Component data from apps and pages

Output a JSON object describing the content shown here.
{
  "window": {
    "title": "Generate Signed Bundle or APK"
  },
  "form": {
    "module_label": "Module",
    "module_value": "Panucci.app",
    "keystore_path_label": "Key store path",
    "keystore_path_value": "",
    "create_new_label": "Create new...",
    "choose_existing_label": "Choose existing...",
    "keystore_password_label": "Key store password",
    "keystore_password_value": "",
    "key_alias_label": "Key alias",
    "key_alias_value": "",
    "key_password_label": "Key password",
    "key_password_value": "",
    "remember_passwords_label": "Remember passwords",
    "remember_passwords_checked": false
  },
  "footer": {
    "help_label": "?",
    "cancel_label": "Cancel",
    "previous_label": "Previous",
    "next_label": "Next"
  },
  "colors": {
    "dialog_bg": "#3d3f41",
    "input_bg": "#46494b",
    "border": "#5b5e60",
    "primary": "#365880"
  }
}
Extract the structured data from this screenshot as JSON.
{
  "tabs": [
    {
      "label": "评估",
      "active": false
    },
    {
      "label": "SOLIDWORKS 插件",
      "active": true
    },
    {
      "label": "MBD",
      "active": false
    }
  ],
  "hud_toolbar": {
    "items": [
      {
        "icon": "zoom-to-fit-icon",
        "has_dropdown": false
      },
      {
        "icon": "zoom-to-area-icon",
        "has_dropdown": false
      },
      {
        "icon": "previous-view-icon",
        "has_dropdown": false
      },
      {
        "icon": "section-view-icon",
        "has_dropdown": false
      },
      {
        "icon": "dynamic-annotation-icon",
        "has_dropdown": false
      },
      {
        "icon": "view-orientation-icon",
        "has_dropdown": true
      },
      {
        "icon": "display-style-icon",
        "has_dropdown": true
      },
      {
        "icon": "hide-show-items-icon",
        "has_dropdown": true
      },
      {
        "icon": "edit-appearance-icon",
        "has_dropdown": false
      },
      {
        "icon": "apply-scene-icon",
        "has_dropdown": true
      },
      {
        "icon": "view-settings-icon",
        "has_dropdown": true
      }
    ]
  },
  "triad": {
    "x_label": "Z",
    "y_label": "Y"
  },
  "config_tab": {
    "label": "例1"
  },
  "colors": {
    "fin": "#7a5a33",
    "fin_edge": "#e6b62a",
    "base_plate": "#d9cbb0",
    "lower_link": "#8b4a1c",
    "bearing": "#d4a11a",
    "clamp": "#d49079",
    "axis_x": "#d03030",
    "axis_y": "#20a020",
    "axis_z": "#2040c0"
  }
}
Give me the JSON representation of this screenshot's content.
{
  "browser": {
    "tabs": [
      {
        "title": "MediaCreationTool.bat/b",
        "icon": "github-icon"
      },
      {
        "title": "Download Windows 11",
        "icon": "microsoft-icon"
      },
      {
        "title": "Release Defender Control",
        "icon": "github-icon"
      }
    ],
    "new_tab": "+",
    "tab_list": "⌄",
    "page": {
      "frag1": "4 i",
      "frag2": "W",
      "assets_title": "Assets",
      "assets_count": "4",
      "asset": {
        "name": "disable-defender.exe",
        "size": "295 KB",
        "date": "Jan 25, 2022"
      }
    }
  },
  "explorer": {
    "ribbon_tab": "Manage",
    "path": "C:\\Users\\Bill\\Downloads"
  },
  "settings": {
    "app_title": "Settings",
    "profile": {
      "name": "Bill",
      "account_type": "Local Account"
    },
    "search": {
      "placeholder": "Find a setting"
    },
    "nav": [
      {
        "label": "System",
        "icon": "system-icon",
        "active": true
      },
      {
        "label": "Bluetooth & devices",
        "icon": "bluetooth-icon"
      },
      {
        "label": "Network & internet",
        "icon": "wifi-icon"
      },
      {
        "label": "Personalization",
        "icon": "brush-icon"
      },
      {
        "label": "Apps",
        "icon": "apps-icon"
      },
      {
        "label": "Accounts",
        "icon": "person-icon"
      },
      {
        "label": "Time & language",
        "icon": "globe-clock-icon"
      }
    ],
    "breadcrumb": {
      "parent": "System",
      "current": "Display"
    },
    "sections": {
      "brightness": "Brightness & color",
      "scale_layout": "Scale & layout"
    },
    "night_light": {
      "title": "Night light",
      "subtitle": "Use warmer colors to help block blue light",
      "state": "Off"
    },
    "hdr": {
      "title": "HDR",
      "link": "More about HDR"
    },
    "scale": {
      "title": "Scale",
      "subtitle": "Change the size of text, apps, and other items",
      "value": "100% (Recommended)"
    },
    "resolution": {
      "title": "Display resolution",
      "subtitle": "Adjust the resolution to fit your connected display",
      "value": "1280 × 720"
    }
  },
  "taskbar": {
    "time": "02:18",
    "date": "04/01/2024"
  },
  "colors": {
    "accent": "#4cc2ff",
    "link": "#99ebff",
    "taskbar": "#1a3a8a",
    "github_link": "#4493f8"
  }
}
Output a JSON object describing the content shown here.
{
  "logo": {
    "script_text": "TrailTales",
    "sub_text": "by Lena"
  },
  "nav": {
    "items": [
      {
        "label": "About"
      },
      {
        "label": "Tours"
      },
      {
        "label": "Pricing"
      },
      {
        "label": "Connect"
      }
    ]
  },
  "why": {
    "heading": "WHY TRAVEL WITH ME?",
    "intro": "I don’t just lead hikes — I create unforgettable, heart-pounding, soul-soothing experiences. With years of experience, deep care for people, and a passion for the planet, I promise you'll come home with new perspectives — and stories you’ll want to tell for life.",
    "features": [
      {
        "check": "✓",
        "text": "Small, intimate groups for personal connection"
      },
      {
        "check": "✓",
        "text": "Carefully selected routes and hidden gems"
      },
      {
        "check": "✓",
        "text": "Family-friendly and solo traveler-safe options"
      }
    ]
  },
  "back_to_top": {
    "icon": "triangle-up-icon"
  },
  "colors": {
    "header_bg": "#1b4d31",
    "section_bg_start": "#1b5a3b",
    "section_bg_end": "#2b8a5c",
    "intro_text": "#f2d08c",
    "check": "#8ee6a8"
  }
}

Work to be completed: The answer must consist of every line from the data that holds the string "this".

Reply to the task:
Extract the structured data from this screenshot as JSON.
Give me the JSON representation of this screenshot's content.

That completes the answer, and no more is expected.